• **TASK INPUT**:
........
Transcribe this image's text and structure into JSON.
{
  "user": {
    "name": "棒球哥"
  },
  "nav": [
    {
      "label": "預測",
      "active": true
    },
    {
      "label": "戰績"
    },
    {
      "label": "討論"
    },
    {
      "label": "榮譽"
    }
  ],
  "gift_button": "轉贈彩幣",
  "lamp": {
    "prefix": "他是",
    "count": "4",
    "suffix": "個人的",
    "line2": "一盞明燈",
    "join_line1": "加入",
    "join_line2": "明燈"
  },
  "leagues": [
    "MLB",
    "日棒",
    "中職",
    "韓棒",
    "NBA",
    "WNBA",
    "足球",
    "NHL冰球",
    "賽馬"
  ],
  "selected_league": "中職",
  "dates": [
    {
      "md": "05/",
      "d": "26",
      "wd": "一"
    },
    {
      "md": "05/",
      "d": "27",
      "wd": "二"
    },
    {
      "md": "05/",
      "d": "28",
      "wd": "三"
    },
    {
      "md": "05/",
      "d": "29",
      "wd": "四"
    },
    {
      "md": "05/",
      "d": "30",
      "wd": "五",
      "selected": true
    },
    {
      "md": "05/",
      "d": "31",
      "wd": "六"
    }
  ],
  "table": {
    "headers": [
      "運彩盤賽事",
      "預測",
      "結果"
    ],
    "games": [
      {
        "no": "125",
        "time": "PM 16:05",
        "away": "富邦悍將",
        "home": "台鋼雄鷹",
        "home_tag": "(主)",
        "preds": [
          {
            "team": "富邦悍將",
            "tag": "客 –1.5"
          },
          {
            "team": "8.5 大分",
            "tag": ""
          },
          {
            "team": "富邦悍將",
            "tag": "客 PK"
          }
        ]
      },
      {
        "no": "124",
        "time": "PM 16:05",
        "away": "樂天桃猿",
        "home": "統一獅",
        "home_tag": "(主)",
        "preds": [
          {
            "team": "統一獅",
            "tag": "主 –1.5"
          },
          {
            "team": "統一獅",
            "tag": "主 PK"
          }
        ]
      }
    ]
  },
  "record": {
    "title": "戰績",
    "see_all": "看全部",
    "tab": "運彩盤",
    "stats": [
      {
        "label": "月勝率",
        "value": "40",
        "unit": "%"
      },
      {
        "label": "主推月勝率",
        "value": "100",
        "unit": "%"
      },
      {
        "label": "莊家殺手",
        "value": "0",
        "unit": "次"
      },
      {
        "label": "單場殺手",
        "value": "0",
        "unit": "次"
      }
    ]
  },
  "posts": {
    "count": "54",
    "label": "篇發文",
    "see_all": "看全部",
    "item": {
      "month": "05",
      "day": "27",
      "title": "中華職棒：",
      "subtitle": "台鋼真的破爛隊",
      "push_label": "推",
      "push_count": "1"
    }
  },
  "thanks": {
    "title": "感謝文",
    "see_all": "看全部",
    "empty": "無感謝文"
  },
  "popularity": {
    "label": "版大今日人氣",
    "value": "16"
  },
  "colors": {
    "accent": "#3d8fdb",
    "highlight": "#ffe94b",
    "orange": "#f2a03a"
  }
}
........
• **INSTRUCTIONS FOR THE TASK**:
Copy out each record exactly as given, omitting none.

• **COMPLETED EXERCISE**:
Transcribe this image's text and structure into JSON.
{
  "user": {
    "name": "棒球哥"
  },
  "nav": [
    {
      "label": "預測",
      "active": true
    },
    {
      "label": "戰績"
    },
    {
      "label": "討論"
    },
    {
      "label": "榮譽"
    }
  ],
  "gift_button": "轉贈彩幣",
  "lamp": {
    "prefix": "他是",
    "count": "4",
    "suffix": "個人的",
    "line2": "一盞明燈",
    "join_line1": "加入",
    "join_line2": "明燈"
  },
  "leagues": [
    "MLB",
    "日棒",
    "中職",
    "韓棒",
    "NBA",
    "WNBA",
    "足球",
    "NHL冰球",
    "賽馬"
  ],
  "selected_league": "中職",
  "dates": [
    {
      "md": "05/",
      "d": "26",
      "wd": "一"
    },
    {
      "md": "05/",
      "d": "27",
      "wd": "二"
    },
    {
      "md": "05/",
      "d": "28",
      "wd": "三"
    },
    {
      "md": "05/",
      "d": "29",
      "wd": "四"
    },
    {
      "md": "05/",
      "d": "30",
      "wd": "五",
      "selected": true
    },
    {
      "md": "05/",
      "d": "31",
      "wd": "六"
    }
  ],
  "table": {
    "headers": [
      "運彩盤賽事",
      "預測",
      "結果"
    ],
    "games": [
      {
        "no": "125",
        "time": "PM 16:05",
        "away": "富邦悍將",
        "home": "台鋼雄鷹",
        "home_tag": "(主)",
        "preds": [
          {
            "team": "富邦悍將",
            "tag": "客 –1.5"
          },
          {
            "team": "8.5 大分",
            "tag": ""
          },
          {
            "team": "富邦悍將",
            "tag": "客 PK"
          }
        ]
      },
      {
        "no": "124",
        "time": "PM 16:05",
        "away": "樂天桃猿",
        "home": "統一獅",
        "home_tag": "(主)",
        "preds": [
          {
            "team": "統一獅",
            "tag": "主 –1.5"
          },
          {
            "team": "統一獅",
            "tag": "主 PK"
          }
        ]
      }
    ]
  },
  "record": {
    "title": "戰績",
    "see_all": "看全部",
    "tab": "運彩盤",
    "stats": [
      {
        "label": "月勝率",
        "value": "40",
        "unit": "%"
      },
      {
        "label": "主推月勝率",
        "value": "100",
        "unit": "%"
      },
      {
        "label": "莊家殺手",
        "value": "0",
        "unit": "次"
      },
      {
        "label": "單場殺手",
        "value": "0",
        "unit": "次"
      }
    ]
  },
  "posts": {
    "count": "54",
    "label": "篇發文",
    "see_all": "看全部",
    "item": {
      "month": "05",
      "day": "27",
      "title": "中華職棒：",
      "subtitle": "台鋼真的破爛隊",
      "push_label": "推",
      "push_count": "1"
    }
  },
  "thanks": {
    "title": "感謝文",
    "see_all": "看全部",
    "empty": "無感謝文"
  },
  "popularity": {
    "label": "版大今日人氣",
    "value": "16"
  },
  "colors": {
    "accent": "#3d8fdb",
    "highlight": "#ffe94b",
    "orange": "#f2a03a"
  }
}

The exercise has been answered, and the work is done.